Humane Society having a 'ruff' time getting animals adopted
July 03--GLENFIELD -- A pet's love may be unconditional, but adoptions have dipped at the Lewis County Humane Society. Sue Faduski manages the no-kill shelter, and explains the challenges of the society, 6390 Pine Grove Road.
"We are in the midst of a lot of cats. The kittens get adopted very quickly but that makes the older cats a lot harder to get adopted. These lovely ladies are 8 years old," she said, pointing out one of the cat rooms.
It is difficult to not notice the impressive conditions the animals are kept in at the society. It is immaculately clean, air conditioned, all animals have their shots, cats are kept in rooms as opposed to small cages and each dog has a comfortable blanket or bed to relax in, with the kennels freshly redone over the winter. But that doesn't mean they don't need to leave the shelter.
"This time of year is very quiet for adoptions because summer break just began, so people are pretty busy and going on vacations. We would love to see more adoptions," Mrs. Faduski said.
Part of the problem is animals not being spayed or neutered, or people abandoning them or dropping them off at local barns.
"It's a farm community so people see that as an opportunity to drop off an unwanted animal, but then those farmers already have too many barn cats, so they surrender them to us," she said.
The humane society is not funded by the county, the state, or any outside organizations. The society relies solely on donations and volunteers to keep the shelter afloat and the animals healthy, clean and comfortable.
"We have a surrender fee and adoption fees but even then we aren't making money; it is just paying for the care of the animals and keeping everyone up-to-date on their shots," Mrs. Faduski said.
As soon as visitors enter the Lewis County Humane Society, they are greeted by the curious meows of Maizey the cat, followed by excited greetings from the dogs around the corner. The first dog anyone sees is Henry, who was taken in after an unfortunate case of abuse.
"Henry was found at the end of March abandoned in a home with very little food and water. He had lost 30 to 40 pounds and had a urinary tract infection, as well as other illnesses from his malnourishment. He is waiting for his forever home and doing very well health-wise. He is a big baby and a sweet, loving guy. The only thing is, he is a pit bull so he is having a hard time getting adopted," Mrs. Faduski said as she took Henry out to play. He showed off his sit trick and gave plenty of kisses.
There are two more pits aside from Henry, and Mrs. Faduski says it's a shame that the breed has a bad stigma.

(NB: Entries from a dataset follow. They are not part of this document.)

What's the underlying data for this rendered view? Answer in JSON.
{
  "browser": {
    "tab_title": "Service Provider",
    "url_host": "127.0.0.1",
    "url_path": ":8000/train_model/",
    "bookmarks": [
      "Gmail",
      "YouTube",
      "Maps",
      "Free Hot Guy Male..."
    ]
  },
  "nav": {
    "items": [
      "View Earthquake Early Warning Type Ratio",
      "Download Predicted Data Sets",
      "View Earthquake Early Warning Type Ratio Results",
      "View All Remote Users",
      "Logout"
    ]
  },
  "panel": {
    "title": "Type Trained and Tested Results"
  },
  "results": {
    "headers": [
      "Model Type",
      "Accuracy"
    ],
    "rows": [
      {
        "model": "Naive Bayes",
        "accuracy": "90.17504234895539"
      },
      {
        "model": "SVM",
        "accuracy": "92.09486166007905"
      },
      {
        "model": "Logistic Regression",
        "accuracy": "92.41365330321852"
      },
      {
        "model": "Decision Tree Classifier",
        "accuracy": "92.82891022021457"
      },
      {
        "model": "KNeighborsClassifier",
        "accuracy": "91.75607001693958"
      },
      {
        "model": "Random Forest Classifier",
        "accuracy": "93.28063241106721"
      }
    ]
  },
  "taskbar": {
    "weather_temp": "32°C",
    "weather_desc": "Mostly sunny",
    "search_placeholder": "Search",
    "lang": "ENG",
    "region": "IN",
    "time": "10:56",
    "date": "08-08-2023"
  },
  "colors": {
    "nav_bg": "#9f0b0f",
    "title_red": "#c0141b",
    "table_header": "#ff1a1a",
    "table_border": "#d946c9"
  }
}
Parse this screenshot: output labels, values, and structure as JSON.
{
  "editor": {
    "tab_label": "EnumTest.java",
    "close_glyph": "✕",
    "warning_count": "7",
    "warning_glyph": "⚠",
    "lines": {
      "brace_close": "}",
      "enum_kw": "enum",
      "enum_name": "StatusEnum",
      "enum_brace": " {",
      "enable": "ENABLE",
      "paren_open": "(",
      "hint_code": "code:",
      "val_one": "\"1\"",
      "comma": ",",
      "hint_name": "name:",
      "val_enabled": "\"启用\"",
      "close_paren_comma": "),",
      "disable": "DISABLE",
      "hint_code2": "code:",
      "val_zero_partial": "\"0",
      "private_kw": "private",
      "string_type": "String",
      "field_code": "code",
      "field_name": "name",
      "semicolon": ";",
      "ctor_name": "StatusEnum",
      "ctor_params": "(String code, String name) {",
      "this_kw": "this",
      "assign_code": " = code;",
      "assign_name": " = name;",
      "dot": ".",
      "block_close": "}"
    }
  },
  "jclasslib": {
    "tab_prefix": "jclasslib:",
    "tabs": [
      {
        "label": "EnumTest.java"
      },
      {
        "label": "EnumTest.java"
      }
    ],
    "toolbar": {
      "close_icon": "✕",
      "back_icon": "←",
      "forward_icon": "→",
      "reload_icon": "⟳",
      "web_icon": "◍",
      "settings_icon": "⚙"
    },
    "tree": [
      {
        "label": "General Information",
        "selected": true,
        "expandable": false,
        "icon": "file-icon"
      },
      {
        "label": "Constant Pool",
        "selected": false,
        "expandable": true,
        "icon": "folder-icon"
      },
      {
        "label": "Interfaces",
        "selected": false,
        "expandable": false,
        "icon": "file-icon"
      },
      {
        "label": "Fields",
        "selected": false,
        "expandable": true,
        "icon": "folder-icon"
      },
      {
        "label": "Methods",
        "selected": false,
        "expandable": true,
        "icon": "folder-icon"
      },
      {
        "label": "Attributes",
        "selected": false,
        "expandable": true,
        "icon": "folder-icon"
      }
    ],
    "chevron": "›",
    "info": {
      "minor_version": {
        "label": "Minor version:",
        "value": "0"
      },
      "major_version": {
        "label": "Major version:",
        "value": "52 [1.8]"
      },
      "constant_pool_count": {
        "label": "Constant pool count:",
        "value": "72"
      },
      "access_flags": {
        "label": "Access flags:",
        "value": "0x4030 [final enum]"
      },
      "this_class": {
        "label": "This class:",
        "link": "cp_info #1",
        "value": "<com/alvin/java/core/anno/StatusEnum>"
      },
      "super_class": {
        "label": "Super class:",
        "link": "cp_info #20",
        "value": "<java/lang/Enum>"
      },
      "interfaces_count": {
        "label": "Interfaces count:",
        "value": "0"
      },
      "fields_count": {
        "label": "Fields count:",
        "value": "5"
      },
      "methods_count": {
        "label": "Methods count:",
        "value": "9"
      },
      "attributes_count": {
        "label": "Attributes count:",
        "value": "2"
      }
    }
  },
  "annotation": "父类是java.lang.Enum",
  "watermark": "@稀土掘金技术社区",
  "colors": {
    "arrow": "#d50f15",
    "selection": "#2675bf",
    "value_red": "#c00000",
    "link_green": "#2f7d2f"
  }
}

"Pits are hard to adopt but we think they're wonderful," she said.
She shared a story where two women didn't realize Henry, who is clearly a pitbull at glance, was a pit bull because of his perfect behavior when going for a walk with Mrs. Faduski.
"People have preconceived ideas about the pits and they're not true. They're wonderful," she said.
Because the Humane Society runs solely on volunteer work and donations, it is always accepting food, toys, comfort items and even someone simply coming to interact with the animals. That is exactly what Melissa and Nathan Jantzi stopped in to do Monday afternoon.
"We've already gotten two cats from here before and they're amazing. Wonderful pets," Mrs. Jantzi said as her son gave some pets to the cats, his cat tattoo visible on his arm. "We came today to pet them and drop off some food, we love to give them attention," she said.
Mrs. Faduski welcomes all volunteers or donations and strongly encourages everyone to adopt.
"They're all lovers," she said, and each dog and cat will greet you with a kiss or a rub to prove it.
The Lewis County Humane Society is open from 2 to 6 p.m. Monday, Tuesday, Thursday and Friday and from 9 a.m. to 2 p.m. Saturday. For more information, call 315-376-8349.